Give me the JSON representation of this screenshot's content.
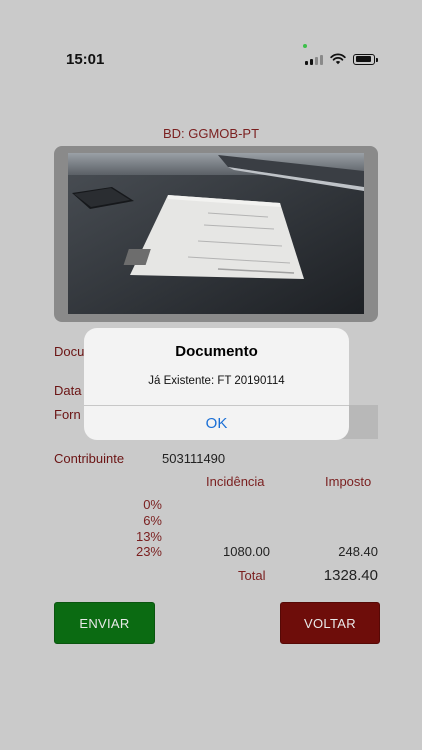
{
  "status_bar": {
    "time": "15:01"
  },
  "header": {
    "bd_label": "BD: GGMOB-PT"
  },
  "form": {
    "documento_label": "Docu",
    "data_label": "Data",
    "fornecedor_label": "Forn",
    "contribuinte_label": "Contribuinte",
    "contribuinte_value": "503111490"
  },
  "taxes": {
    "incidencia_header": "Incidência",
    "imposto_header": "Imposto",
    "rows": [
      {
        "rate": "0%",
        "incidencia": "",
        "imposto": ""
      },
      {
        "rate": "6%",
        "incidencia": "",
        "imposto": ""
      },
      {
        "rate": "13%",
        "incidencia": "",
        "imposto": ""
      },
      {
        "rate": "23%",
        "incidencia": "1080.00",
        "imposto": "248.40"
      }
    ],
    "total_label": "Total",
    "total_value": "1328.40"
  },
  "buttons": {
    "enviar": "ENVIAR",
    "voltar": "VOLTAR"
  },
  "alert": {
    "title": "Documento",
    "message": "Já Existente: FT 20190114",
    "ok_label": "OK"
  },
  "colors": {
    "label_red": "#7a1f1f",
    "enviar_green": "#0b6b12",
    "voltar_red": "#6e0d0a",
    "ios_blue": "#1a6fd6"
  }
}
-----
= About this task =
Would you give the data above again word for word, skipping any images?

= Written solution =
Give me the JSON representation of this screenshot's content.
{
  "status_bar": {
    "time": "15:01"
  },
  "header": {
    "bd_label": "BD: GGMOB-PT"
  },
  "form": {
    "documento_label": "Docu",
    "data_label": "Data",
    "fornecedor_label": "Forn",
    "contribuinte_label": "Contribuinte",
    "contribuinte_value": "503111490"
  },
  "taxes": {
    "incidencia_header": "Incidência",
    "imposto_header": "Imposto",
    "rows": [
      {
        "rate": "0%",
        "incidencia": "",
        "imposto": ""
      },
      {
        "rate": "6%",
        "incidencia": "",
        "imposto": ""
      },
      {
        "rate": "13%",
        "incidencia": "",
        "imposto": ""
      },
      {
        "rate": "23%",
        "incidencia": "1080.00",
        "imposto": "248.40"
      }
    ],
    "total_label": "Total",
    "total_value": "1328.40"
  },
  "buttons": {
    "enviar": "ENVIAR",
    "voltar": "VOLTAR"
  },
  "alert": {
    "title": "Documento",
    "message": "Já Existente: FT 20190114",
    "ok_label": "OK"
  },
  "colors": {
    "label_red": "#7a1f1f",
    "enviar_green": "#0b6b12",
    "voltar_red": "#6e0d0a",
    "ios_blue": "#1a6fd6"
  }
}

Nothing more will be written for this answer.